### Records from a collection
↓↓↓

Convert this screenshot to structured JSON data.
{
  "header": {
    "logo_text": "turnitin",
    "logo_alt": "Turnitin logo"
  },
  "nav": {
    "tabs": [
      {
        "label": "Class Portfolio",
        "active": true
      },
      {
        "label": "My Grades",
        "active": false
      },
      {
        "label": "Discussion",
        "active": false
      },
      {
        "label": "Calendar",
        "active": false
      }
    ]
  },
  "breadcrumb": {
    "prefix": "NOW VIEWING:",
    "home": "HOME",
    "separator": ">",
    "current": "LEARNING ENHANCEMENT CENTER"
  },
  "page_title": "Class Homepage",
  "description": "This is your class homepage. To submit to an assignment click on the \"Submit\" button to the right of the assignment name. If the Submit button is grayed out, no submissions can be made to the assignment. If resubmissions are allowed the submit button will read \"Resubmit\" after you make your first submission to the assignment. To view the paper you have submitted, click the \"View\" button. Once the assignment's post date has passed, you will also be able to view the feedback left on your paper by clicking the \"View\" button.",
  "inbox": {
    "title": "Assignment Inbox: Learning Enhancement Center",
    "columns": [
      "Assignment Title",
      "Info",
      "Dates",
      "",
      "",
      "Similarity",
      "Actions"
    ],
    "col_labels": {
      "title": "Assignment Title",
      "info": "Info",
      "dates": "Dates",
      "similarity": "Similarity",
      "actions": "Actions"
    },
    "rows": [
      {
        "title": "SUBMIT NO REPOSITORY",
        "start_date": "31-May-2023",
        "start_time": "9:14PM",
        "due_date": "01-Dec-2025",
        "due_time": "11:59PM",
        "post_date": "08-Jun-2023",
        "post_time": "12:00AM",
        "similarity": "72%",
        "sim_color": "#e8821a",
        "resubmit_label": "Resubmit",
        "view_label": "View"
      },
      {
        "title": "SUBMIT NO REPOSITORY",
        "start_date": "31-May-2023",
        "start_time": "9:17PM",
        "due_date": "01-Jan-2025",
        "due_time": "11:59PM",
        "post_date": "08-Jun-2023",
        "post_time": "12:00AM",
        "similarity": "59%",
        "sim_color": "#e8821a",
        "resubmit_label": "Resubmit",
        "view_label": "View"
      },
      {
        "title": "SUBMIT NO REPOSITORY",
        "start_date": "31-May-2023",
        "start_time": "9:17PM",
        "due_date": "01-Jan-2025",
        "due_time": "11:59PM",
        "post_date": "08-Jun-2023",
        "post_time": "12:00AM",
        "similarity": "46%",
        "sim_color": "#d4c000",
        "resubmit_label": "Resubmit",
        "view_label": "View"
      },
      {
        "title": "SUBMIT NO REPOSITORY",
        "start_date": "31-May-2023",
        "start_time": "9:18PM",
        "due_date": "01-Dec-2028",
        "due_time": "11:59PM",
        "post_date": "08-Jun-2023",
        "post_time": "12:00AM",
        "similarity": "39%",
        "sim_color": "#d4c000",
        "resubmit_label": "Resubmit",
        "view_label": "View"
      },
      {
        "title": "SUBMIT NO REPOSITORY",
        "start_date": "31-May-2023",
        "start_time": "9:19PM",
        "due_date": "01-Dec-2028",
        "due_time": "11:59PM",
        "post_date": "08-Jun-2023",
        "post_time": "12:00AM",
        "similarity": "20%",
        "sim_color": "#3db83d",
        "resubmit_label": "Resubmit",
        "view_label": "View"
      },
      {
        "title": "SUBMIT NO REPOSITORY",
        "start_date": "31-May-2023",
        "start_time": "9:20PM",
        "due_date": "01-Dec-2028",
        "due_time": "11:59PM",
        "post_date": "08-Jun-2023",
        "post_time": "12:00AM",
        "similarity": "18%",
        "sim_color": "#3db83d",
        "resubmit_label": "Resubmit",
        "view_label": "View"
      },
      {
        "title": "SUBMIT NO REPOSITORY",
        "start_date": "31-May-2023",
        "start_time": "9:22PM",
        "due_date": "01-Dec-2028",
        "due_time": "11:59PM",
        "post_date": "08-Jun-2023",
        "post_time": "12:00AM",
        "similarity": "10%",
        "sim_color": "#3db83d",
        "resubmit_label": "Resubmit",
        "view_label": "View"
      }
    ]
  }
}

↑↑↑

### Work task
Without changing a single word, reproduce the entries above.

### Exercise output
Convert this screenshot to structured JSON data.
{
  "header": {
    "logo_text": "turnitin",
    "logo_alt": "Turnitin logo"
  },
  "nav": {
    "tabs": [
      {
        "label": "Class Portfolio",
        "active": true
      },
      {
        "label": "My Grades",
        "active": false
      },
      {
        "label": "Discussion",
        "active": false
      },
      {
        "label": "Calendar",
        "active": false
      }
    ]
  },
  "breadcrumb": {
    "prefix": "NOW VIEWING:",
    "home": "HOME",
    "separator": ">",
    "current": "LEARNING ENHANCEMENT CENTER"
  },
  "page_title": "Class Homepage",
  "description": "This is your class homepage. To submit to an assignment click on the \"Submit\" button to the right of the assignment name. If the Submit button is grayed out, no submissions can be made to the assignment. If resubmissions are allowed the submit button will read \"Resubmit\" after you make your first submission to the assignment. To view the paper you have submitted, click the \"View\" button. Once the assignment's post date has passed, you will also be able to view the feedback left on your paper by clicking the \"View\" button.",
  "inbox": {
    "title": "Assignment Inbox: Learning Enhancement Center",
    "columns": [
      "Assignment Title",
      "Info",
      "Dates",
      "",
      "",
      "Similarity",
      "Actions"
    ],
    "col_labels": {
      "title": "Assignment Title",
      "info": "Info",
      "dates": "Dates",
      "similarity": "Similarity",
      "actions": "Actions"
    },
    "rows": [
      {
        "title": "SUBMIT NO REPOSITORY",
        "start_date": "31-May-2023",
        "start_time": "9:14PM",
        "due_date": "01-Dec-2025",
        "due_time": "11:59PM",
        "post_date": "08-Jun-2023",
        "post_time": "12:00AM",
        "similarity": "72%",
        "sim_color": "#e8821a",
        "resubmit_label": "Resubmit",
        "view_label": "View"
      },
      {
        "title": "SUBMIT NO REPOSITORY",
        "start_date": "31-May-2023",
        "start_time": "9:17PM",
        "due_date": "01-Jan-2025",
        "due_time": "11:59PM",
        "post_date": "08-Jun-2023",
        "post_time": "12:00AM",
        "similarity": "59%",
        "sim_color": "#e8821a",
        "resubmit_label": "Resubmit",
        "view_label": "View"
      },
      {
        "title": "SUBMIT NO REPOSITORY",
        "start_date": "31-May-2023",
        "start_time": "9:17PM",
        "due_date": "01-Jan-2025",
        "due_time": "11:59PM",
        "post_date": "08-Jun-2023",
        "post_time": "12:00AM",
        "similarity": "46%",
        "sim_color": "#d4c000",
        "resubmit_label": "Resubmit",
        "view_label": "View"
      },
      {
        "title": "SUBMIT NO REPOSITORY",
        "start_date": "31-May-2023",
        "start_time": "9:18PM",
        "due_date": "01-Dec-2028",
        "due_time": "11:59PM",
        "post_date": "08-Jun-2023",
        "post_time": "12:00AM",
        "similarity": "39%",
        "sim_color": "#d4c000",
        "resubmit_label": "Resubmit",
        "view_label": "View"
      },
      {
        "title": "SUBMIT NO REPOSITORY",
        "start_date": "31-May-2023",
        "start_time": "9:19PM",
        "due_date": "01-Dec-2028",
        "due_time": "11:59PM",
        "post_date": "08-Jun-2023",
        "post_time": "12:00AM",
        "similarity": "20%",
        "sim_color": "#3db83d",
        "resubmit_label": "Resubmit",
        "view_label": "View"
      },
      {
        "title": "SUBMIT NO REPOSITORY",
        "start_date": "31-May-2023",
        "start_time": "9:20PM",
        "due_date": "01-Dec-2028",
        "due_time": "11:59PM",
        "post_date": "08-Jun-2023",
        "post_time": "12:00AM",
        "similarity": "18%",
        "sim_color": "#3db83d",
        "resubmit_label": "Resubmit",
        "view_label": "View"
      },
      {
        "title": "SUBMIT NO REPOSITORY",
        "start_date": "31-May-2023",
        "start_time": "9:22PM",
        "due_date": "01-Dec-2028",
        "due_time": "11:59PM",
        "post_date": "08-Jun-2023",
        "post_time": "12:00AM",
        "similarity": "10%",
        "sim_color": "#3db83d",
        "resubmit_label": "Resubmit",
        "view_label": "View"
      }
    ]
  }
}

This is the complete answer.